╭──

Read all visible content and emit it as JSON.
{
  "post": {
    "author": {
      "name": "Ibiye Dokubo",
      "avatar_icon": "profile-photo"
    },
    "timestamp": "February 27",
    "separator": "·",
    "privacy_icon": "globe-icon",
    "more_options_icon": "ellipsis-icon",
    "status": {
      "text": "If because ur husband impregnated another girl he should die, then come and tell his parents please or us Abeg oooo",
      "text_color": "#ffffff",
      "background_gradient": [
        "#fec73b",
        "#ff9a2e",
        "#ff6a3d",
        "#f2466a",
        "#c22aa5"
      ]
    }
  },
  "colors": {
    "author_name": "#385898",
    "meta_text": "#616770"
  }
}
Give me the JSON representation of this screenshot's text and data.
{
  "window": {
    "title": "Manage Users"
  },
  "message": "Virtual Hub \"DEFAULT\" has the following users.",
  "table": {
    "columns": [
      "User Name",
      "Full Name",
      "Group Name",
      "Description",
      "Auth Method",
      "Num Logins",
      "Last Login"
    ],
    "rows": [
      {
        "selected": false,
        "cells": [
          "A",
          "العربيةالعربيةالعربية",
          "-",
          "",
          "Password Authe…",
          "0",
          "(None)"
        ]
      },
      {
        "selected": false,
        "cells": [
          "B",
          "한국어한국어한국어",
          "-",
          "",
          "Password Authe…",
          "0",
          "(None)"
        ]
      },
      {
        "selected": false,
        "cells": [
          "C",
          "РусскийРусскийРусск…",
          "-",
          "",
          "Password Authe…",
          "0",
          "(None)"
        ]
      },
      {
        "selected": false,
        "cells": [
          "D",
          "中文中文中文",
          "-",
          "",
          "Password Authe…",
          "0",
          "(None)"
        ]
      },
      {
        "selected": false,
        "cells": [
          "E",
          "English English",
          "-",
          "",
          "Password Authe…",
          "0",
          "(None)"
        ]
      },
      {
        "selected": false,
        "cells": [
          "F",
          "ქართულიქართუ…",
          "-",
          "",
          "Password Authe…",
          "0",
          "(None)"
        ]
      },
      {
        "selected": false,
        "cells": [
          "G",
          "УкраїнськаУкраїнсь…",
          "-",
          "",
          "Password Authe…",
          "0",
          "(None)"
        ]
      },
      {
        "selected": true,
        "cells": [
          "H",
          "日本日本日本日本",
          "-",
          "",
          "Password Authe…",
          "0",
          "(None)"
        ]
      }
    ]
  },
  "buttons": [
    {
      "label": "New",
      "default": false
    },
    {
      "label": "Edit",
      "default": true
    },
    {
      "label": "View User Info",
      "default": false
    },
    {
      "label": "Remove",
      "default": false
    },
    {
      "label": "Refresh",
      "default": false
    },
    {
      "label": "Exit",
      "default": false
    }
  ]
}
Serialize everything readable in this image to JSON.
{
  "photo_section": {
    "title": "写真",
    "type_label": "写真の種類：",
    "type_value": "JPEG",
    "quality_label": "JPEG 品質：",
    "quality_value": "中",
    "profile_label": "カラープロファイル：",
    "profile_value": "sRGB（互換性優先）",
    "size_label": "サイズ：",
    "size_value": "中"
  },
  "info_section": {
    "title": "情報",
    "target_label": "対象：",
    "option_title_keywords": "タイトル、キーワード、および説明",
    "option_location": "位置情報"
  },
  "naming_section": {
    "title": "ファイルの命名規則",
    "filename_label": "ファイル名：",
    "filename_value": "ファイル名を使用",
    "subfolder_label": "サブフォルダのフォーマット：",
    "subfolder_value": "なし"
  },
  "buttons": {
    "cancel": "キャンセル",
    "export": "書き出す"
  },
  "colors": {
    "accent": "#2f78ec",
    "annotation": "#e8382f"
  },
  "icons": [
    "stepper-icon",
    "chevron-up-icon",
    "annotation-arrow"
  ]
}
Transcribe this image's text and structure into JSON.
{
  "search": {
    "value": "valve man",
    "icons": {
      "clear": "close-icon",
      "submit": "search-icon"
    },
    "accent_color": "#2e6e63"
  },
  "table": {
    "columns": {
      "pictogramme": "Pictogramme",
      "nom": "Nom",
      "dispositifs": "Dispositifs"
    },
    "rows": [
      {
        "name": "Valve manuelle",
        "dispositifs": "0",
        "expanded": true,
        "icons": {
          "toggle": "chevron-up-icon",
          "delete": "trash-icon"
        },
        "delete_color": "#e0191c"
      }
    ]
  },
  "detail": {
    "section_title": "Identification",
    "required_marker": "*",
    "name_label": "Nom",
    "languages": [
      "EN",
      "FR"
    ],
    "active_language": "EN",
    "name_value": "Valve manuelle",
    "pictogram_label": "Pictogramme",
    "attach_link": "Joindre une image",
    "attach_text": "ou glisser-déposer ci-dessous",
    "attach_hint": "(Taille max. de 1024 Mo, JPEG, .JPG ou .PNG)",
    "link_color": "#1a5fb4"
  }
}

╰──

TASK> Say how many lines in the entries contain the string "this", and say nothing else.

WRITTEN ANSWER> 3